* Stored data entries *
------------------------------------------------

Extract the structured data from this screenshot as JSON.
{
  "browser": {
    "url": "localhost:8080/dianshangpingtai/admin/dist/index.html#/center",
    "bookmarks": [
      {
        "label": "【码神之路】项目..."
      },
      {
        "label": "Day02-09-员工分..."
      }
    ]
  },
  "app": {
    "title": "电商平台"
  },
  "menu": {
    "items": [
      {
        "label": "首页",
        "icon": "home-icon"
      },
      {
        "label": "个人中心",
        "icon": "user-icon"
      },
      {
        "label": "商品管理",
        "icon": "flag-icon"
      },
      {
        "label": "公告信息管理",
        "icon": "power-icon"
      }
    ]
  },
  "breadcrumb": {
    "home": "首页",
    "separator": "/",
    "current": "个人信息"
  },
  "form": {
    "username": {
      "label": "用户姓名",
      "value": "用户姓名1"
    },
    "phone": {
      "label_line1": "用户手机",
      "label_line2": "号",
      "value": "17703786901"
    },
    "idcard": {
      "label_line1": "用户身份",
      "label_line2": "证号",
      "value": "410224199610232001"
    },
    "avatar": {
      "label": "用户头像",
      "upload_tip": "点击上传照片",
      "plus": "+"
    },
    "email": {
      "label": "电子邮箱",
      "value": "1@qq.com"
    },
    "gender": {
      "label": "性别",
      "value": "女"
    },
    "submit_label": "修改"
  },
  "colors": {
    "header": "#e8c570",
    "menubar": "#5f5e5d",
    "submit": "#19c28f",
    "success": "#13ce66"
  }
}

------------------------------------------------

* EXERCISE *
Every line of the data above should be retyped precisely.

* SOLUTION TO THIS TASK *
Extract the structured data from this screenshot as JSON.
{
  "browser": {
    "url": "localhost:8080/dianshangpingtai/admin/dist/index.html#/center",
    "bookmarks": [
      {
        "label": "【码神之路】项目..."
      },
      {
        "label": "Day02-09-员工分..."
      }
    ]
  },
  "app": {
    "title": "电商平台"
  },
  "menu": {
    "items": [
      {
        "label": "首页",
        "icon": "home-icon"
      },
      {
        "label": "个人中心",
        "icon": "user-icon"
      },
      {
        "label": "商品管理",
        "icon": "flag-icon"
      },
      {
        "label": "公告信息管理",
        "icon": "power-icon"
      }
    ]
  },
  "breadcrumb": {
    "home": "首页",
    "separator": "/",
    "current": "个人信息"
  },
  "form": {
    "username": {
      "label": "用户姓名",
      "value": "用户姓名1"
    },
    "phone": {
      "label_line1": "用户手机",
      "label_line2": "号",
      "value": "17703786901"
    },
    "idcard": {
      "label_line1": "用户身份",
      "label_line2": "证号",
      "value": "410224199610232001"
    },
    "avatar": {
      "label": "用户头像",
      "upload_tip": "点击上传照片",
      "plus": "+"
    },
    "email": {
      "label": "电子邮箱",
      "value": "1@qq.com"
    },
    "gender": {
      "label": "性别",
      "value": "女"
    },
    "submit_label": "修改"
  },
  "colors": {
    "header": "#e8c570",
    "menubar": "#5f5e5d",
    "submit": "#19c28f",
    "success": "#13ce66"
  }
}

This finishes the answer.